_Your goal_
From the material below, return every line that includes "sample".

++++ Exercise data

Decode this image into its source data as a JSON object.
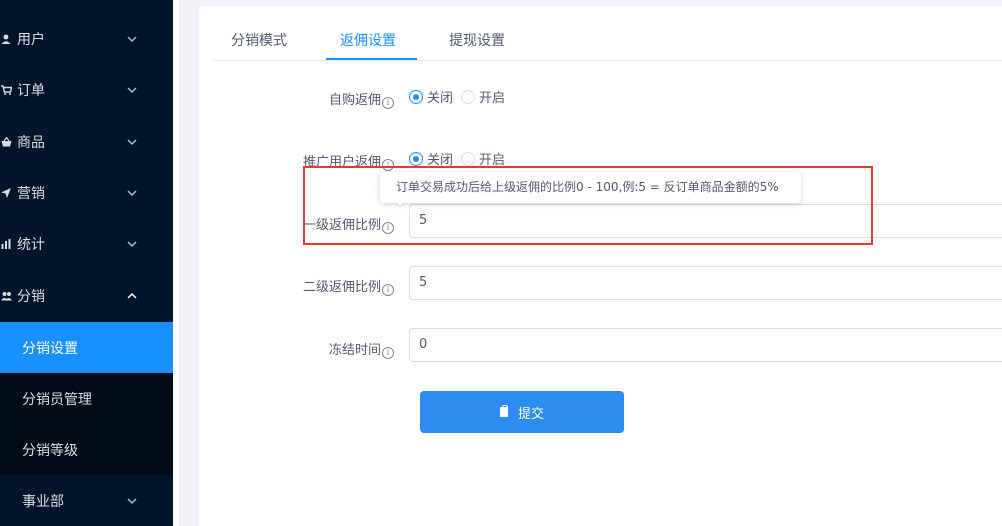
{
  "sidebar": {
    "menu": [
      {
        "label": "用户",
        "icon": "user-icon",
        "arrow": "down"
      },
      {
        "label": "订单",
        "icon": "cart-icon",
        "arrow": "down"
      },
      {
        "label": "商品",
        "icon": "basket-icon",
        "arrow": "down"
      },
      {
        "label": "营销",
        "icon": "send-icon",
        "arrow": "down"
      },
      {
        "label": "统计",
        "icon": "chart-icon",
        "arrow": "down"
      },
      {
        "label": "分销",
        "icon": "people-icon",
        "arrow": "up"
      }
    ],
    "submenu": [
      {
        "label": "分销设置",
        "active": true
      },
      {
        "label": "分销员管理",
        "active": false
      },
      {
        "label": "分销等级",
        "active": false
      }
    ],
    "last_menu": {
      "label": "事业部",
      "arrow": "down"
    }
  },
  "tabs": [
    {
      "label": "分销模式",
      "active": false
    },
    {
      "label": "返佣设置",
      "active": true
    },
    {
      "label": "提现设置",
      "active": false
    }
  ],
  "form": {
    "self_rebate": {
      "label": "自购返佣",
      "options": [
        "关闭",
        "开启"
      ],
      "selected": "关闭"
    },
    "promo_rebate": {
      "label": "推广用户返佣",
      "options": [
        "关闭",
        "开启"
      ],
      "selected": "关闭"
    },
    "level1_ratio": {
      "label": "一级返佣比例",
      "value": "5"
    },
    "level2_ratio": {
      "label": "二级返佣比例",
      "value": "5"
    },
    "freeze_time": {
      "label": "冻结时间",
      "value": "0"
    },
    "submit_label": "提交"
  },
  "tooltip": {
    "text": "订单交易成功后给上级返佣的比例0 - 100,例:5 = 反订单商品金额的5%"
  },
  "info_glyph": "i",
  "colors": {
    "sidebar_bg": "#001529",
    "active_blue": "#1890ff",
    "button_blue": "#2d8cf0",
    "highlight_red": "#e53935"
  }
}
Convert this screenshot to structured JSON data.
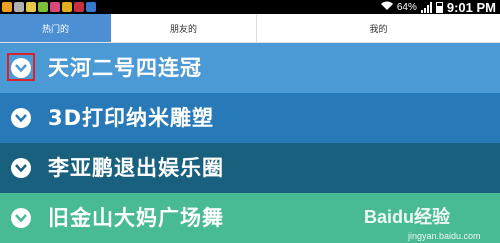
{
  "status_bar": {
    "notification_icons": [
      "notification-icon-1",
      "notification-icon-2",
      "notification-icon-3",
      "notification-icon-4",
      "notification-icon-5",
      "notification-icon-6",
      "notification-icon-7",
      "notification-icon-8"
    ],
    "battery_percent": "64%",
    "battery_level": 0.64,
    "time": "9:01 PM"
  },
  "tabs": [
    {
      "label": "热门的",
      "selected": true
    },
    {
      "label": "朋友的",
      "selected": false
    },
    {
      "label": "我的",
      "selected": false
    }
  ],
  "news": [
    {
      "title": "天河二号四连冠",
      "color": "#4b9ad6"
    },
    {
      "title": "3D打印纳米雕塑",
      "color": "#2879b8"
    },
    {
      "title": "李亚鹏退出娱乐圈",
      "color": "#18607e"
    },
    {
      "title": "旧金山大妈广场舞",
      "color": "#48ba94"
    }
  ],
  "colors": {
    "tab_selected": "#4c8fd3",
    "highlight": "#d6242a"
  },
  "watermark": {
    "brand": "Baidu经验",
    "site": "jingyan.baidu.com"
  }
}
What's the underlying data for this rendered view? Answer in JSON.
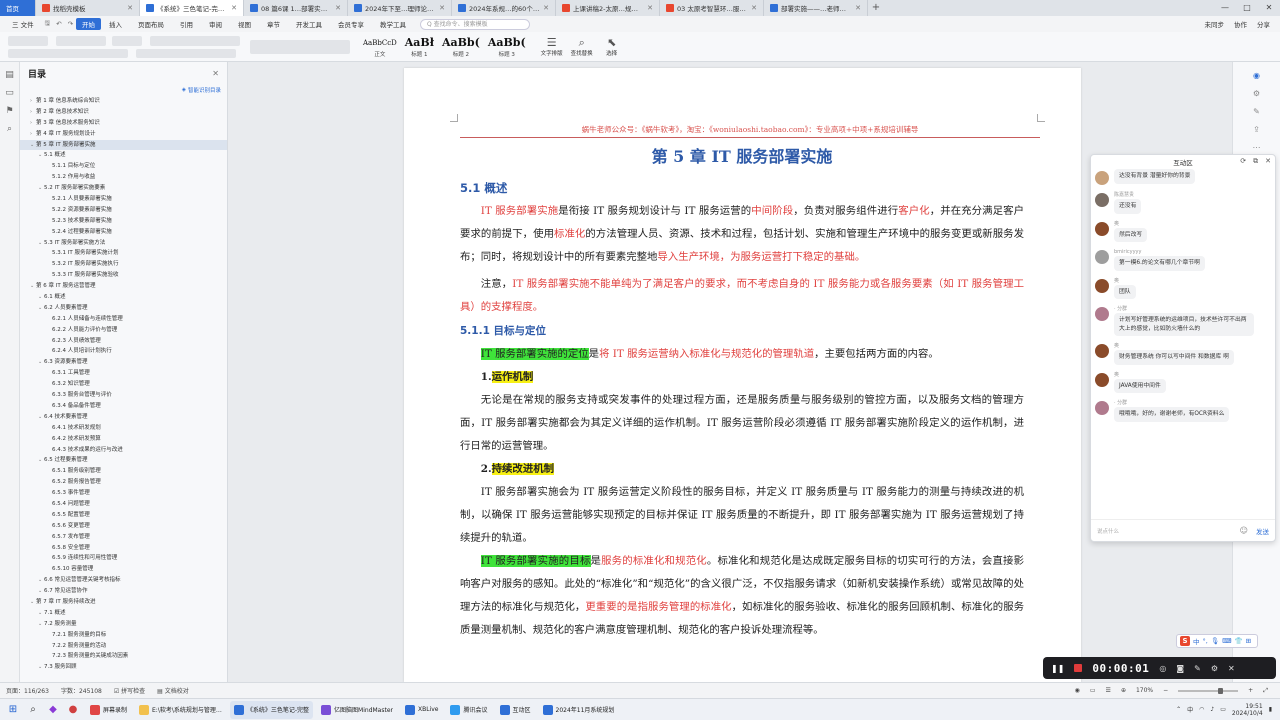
{
  "tabs": [
    {
      "label": "首页",
      "color": "#2f6fd6",
      "home": true
    },
    {
      "label": "找稻壳模板",
      "color": "#e8472f"
    },
    {
      "label": "《系统》三色笔记-完整版.docx",
      "color": "#2f6fd6",
      "active": true
    },
    {
      "label": "08 篇6课 1…部署实施与实运",
      "color": "#2f6fd6"
    },
    {
      "label": "2024年下至…理师论文模拟题",
      "color": "#2f6fd6"
    },
    {
      "label": "2024年系规…的60个选择素材",
      "color": "#2f6fd6"
    },
    {
      "label": "上课讲稿2-太原…规划文件.pdf",
      "color": "#e8472f"
    },
    {
      "label": "03 太原考智慧环…服务内容.pdf",
      "color": "#e8472f"
    },
    {
      "label": "部署实施——…老师漫谈论文",
      "color": "#2f6fd6"
    }
  ],
  "menu": {
    "file": "三 文件",
    "items": [
      "开始",
      "插入",
      "页面布局",
      "引用",
      "审阅",
      "视图",
      "章节",
      "开发工具",
      "会员专享",
      "教学工具"
    ],
    "active_index": 0,
    "search_placeholder": "Q 查找命令、搜索模板",
    "right": [
      "未同步",
      "协作",
      "分享"
    ]
  },
  "ribbon": {
    "styles": [
      {
        "sample": "AaBbCcD",
        "label": "正文",
        "small": true
      },
      {
        "sample": "AaBł",
        "label": "标题 1"
      },
      {
        "sample": "AaBb(",
        "label": "标题 2"
      },
      {
        "sample": "AaBb(",
        "label": "标题 3"
      }
    ],
    "tools": [
      {
        "icon": "☰",
        "label": "文字排版"
      },
      {
        "icon": "⌕",
        "label": "查找替换"
      },
      {
        "icon": "⬉",
        "label": "选择"
      }
    ]
  },
  "toc": {
    "title": "目录",
    "smart": "智能识别目录",
    "items": [
      {
        "text": "第 1 章  信息系统综合知识",
        "level": 0,
        "collapsed": true
      },
      {
        "text": "第 2 章  信息技术知识",
        "level": 0,
        "collapsed": true
      },
      {
        "text": "第 3 章  信息技术服务知识",
        "level": 0,
        "collapsed": true
      },
      {
        "text": "第 4 章  IT 服务规划设计",
        "level": 0,
        "collapsed": true
      },
      {
        "text": "第 5 章  IT 服务部署实施",
        "level": 0,
        "active": true
      },
      {
        "text": "5.1  概述",
        "level": 1
      },
      {
        "text": "5.1.1  目标与定位",
        "level": 2
      },
      {
        "text": "5.1.2  作用与收益",
        "level": 2
      },
      {
        "text": "5.2  IT 服务部署实施要素",
        "level": 1
      },
      {
        "text": "5.2.1  人员要素部署实施",
        "level": 2
      },
      {
        "text": "5.2.2  资源要素部署实施",
        "level": 2
      },
      {
        "text": "5.2.3  技术要素部署实施",
        "level": 2
      },
      {
        "text": "5.2.4  过程要素部署实施",
        "level": 2
      },
      {
        "text": "5.3  IT 服务部署实施方法",
        "level": 1
      },
      {
        "text": "5.3.1  IT 服务部署实施计划",
        "level": 2
      },
      {
        "text": "5.3.2  IT 服务部署实施执行",
        "level": 2
      },
      {
        "text": "5.3.3  IT 服务部署实施验收",
        "level": 2
      },
      {
        "text": "第 6 章  IT 服务运营管理",
        "level": 0
      },
      {
        "text": "6.1  概述",
        "level": 1
      },
      {
        "text": "6.2  人员要素管理",
        "level": 1
      },
      {
        "text": "6.2.1  人员储备与连续性管理",
        "level": 2
      },
      {
        "text": "6.2.2  人员能力评价与管理",
        "level": 2
      },
      {
        "text": "6.2.3  人员绩效管理",
        "level": 2
      },
      {
        "text": "6.2.4  人员培训计划执行",
        "level": 2
      },
      {
        "text": "6.3  资源要素管理",
        "level": 1
      },
      {
        "text": "6.3.1  工具管理",
        "level": 2
      },
      {
        "text": "6.3.2  知识管理",
        "level": 2
      },
      {
        "text": "6.3.3  服务台管理与评价",
        "level": 2
      },
      {
        "text": "6.3.4  备品备件管理",
        "level": 2
      },
      {
        "text": "6.4  技术要素管理",
        "level": 1
      },
      {
        "text": "6.4.1  技术研发规划",
        "level": 2
      },
      {
        "text": "6.4.2  技术研发预算",
        "level": 2
      },
      {
        "text": "6.4.3  技术成果的运行与改进",
        "level": 2
      },
      {
        "text": "6.5  过程要素管理",
        "level": 1
      },
      {
        "text": "6.5.1  服务级别管理",
        "level": 2
      },
      {
        "text": "6.5.2  服务报告管理",
        "level": 2
      },
      {
        "text": "6.5.3  事件管理",
        "level": 2
      },
      {
        "text": "6.5.4  问题管理",
        "level": 2
      },
      {
        "text": "6.5.5  配置管理",
        "level": 2
      },
      {
        "text": "6.5.6  变更管理",
        "level": 2
      },
      {
        "text": "6.5.7  发布管理",
        "level": 2
      },
      {
        "text": "6.5.8  安全管理",
        "level": 2
      },
      {
        "text": "6.5.9  连续性和可用性管理",
        "level": 2
      },
      {
        "text": "6.5.10  容量管理",
        "level": 2
      },
      {
        "text": "6.6  常见运营管理关键考核指标",
        "level": 1
      },
      {
        "text": "6.7  常见运营协作",
        "level": 1
      },
      {
        "text": "第 7 章  IT 服务持续改进",
        "level": 0
      },
      {
        "text": "7.1  概述",
        "level": 1
      },
      {
        "text": "7.2  服务测量",
        "level": 1
      },
      {
        "text": "7.2.1  服务测量的目标",
        "level": 2
      },
      {
        "text": "7.2.2  服务测量的活动",
        "level": 2
      },
      {
        "text": "7.2.3  服务测量的关键成功因素",
        "level": 2
      },
      {
        "text": "7.3  服务回顾",
        "level": 1
      }
    ]
  },
  "doc": {
    "header": "蜗牛老师公众号：《蜗牛软考》，淘宝：《woniulaoshi.taobao.com》：专业高项+中项+系规培训辅导",
    "chapter_title": "第 5 章  IT 服务部署实施",
    "s51": "5.1  概述",
    "p1a": "IT 服务部署实施",
    "p1b": "是衔接 IT 服务规划设计与 IT 服务运营的",
    "p1c": "中间阶段",
    "p1d": "，负责对服务组件进行",
    "p1e": "客户化",
    "p1f": "，并在充分满足客户要求的前提下，使用",
    "p1g": "标准化",
    "p1h": "的方法管理人员、资源、技术和过程，包括计划、实施和管理生产环境中的服务变更或新服务发布；同时，将规划设计中的所有要素完整地",
    "p1i": "导入生产环境，为服务运营打下稳定的基础。",
    "p2a": "注意，",
    "p2b": "IT 服务部署实施不能单纯为了满足客户的要求，而不考虑自身的 IT 服务能力或各服务要素（如 IT 服务管理工具）的支撑程度。",
    "s511": "5.1.1  目标与定位",
    "p3a": "IT 服务部署实施的定位",
    "p3b": "是",
    "p3c": "将 IT 服务运营纳入标准化与规范化的管理轨道",
    "p3d": "，主要包括两方面的内容。",
    "n1": "1.",
    "n1t": "运作机制",
    "p4": "无论是在常规的服务支持或突发事件的处理过程方面，还是服务质量与服务级别的管控方面，以及服务文档的管理方面，IT 服务部署实施都会为其定义详细的运作机制。IT 服务运营阶段必须遵循 IT 服务部署实施阶段定义的运作机制，进行日常的运营管理。",
    "n2": "2.",
    "n2t": "持续改进机制",
    "p5": "IT 服务部署实施会为 IT 服务运营定义阶段性的服务目标，并定义 IT 服务质量与 IT 服务能力的测量与持续改进的机制，以确保 IT 服务运营能够实现预定的目标并保证 IT 服务质量的不断提升，即 IT 服务部署实施为 IT 服务运营规划了持续提升的轨道。",
    "p6a": "IT 服务部署实施的目标",
    "p6b": "是",
    "p6c": "服务的标准化和规范化",
    "p6d": "。标准化和规范化是达成既定服务目标的切实可行的方法，会直接影响客户对服务的感知。此处的“标准化”和“规范化”的含义很广泛，不仅指服务请求（如新机安装操作系统）或常见故障的处理方法的标准化与规范化，",
    "p6e": "更重要的是指服务管理的标准化",
    "p6f": "，如标准化的服务验收、标准化的服务回顾机制、标准化的服务质量测量机制、规范化的客户满意度管理机制、规范化的客户投诉处理流程等。"
  },
  "chat": {
    "title": "互动区",
    "messages": [
      {
        "name": "",
        "text": "达没有背景 潜量好你的背景",
        "color": "#c9a27c"
      },
      {
        "name": "陈嘉慧贵",
        "text": "还没有",
        "color": "#7a6e65"
      },
      {
        "name": "奥",
        "text": "然后改写",
        "color": "#8a4b2a"
      },
      {
        "name": "bmiricyyyy",
        "text": "第一模6.的论文有哪几个章节啊",
        "color": "#9e9e9e"
      },
      {
        "name": "奥",
        "text": "团队",
        "color": "#8a4b2a"
      },
      {
        "name": "· 分群",
        "text": "计划写好管理系统的运维项目，技术些许可不出两大上的感觉，比如防火墙什么的",
        "color": "#b07a8d"
      },
      {
        "name": "奥",
        "text": "财务管理系统 你可以写中间件 和数据库 啊",
        "color": "#8a4b2a"
      },
      {
        "name": "奥",
        "text": "JAVA使用中间件",
        "color": "#8a4b2a"
      },
      {
        "name": "· 分群",
        "text": "哦哦哦，好的，谢谢老师，有OCR资料么",
        "color": "#b07a8d"
      }
    ],
    "input_placeholder": "说点什么",
    "send_label": "发送"
  },
  "recorder": {
    "time": "00:00:01"
  },
  "ime": {
    "logo": "S",
    "mode": "中"
  },
  "status": {
    "page": "页面：116/263",
    "words": "字数：245108",
    "spell": "拼写检查",
    "proof": "文档校对",
    "zoom": "170%"
  },
  "taskbar": {
    "items": [
      {
        "label": "屏幕录制",
        "color": "#e04545"
      },
      {
        "label": "E:\\软考\\系统规划与管理…",
        "color": "#f2c14e"
      },
      {
        "label": "《系统》三色笔记-完整",
        "color": "#2f6fd6",
        "active": true
      },
      {
        "label": "亿图脑图MindMaster",
        "color": "#7a4fd6"
      },
      {
        "label": "XBLive",
        "color": "#2f6fd6"
      },
      {
        "label": "腾讯会议",
        "color": "#2f9bef"
      },
      {
        "label": "互动区",
        "color": "#2f6fd6"
      },
      {
        "label": "2024年11月系统规划",
        "color": "#2f6fd6"
      }
    ],
    "time": "19:51",
    "date": "2024/10/4",
    "lang": "中"
  }
}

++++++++

_Output of the exercise_
        "sample": "AaBbCcD",
        "sample": "AaBł",
        "sample": "AaBb(",
        "sample": "AaBb(",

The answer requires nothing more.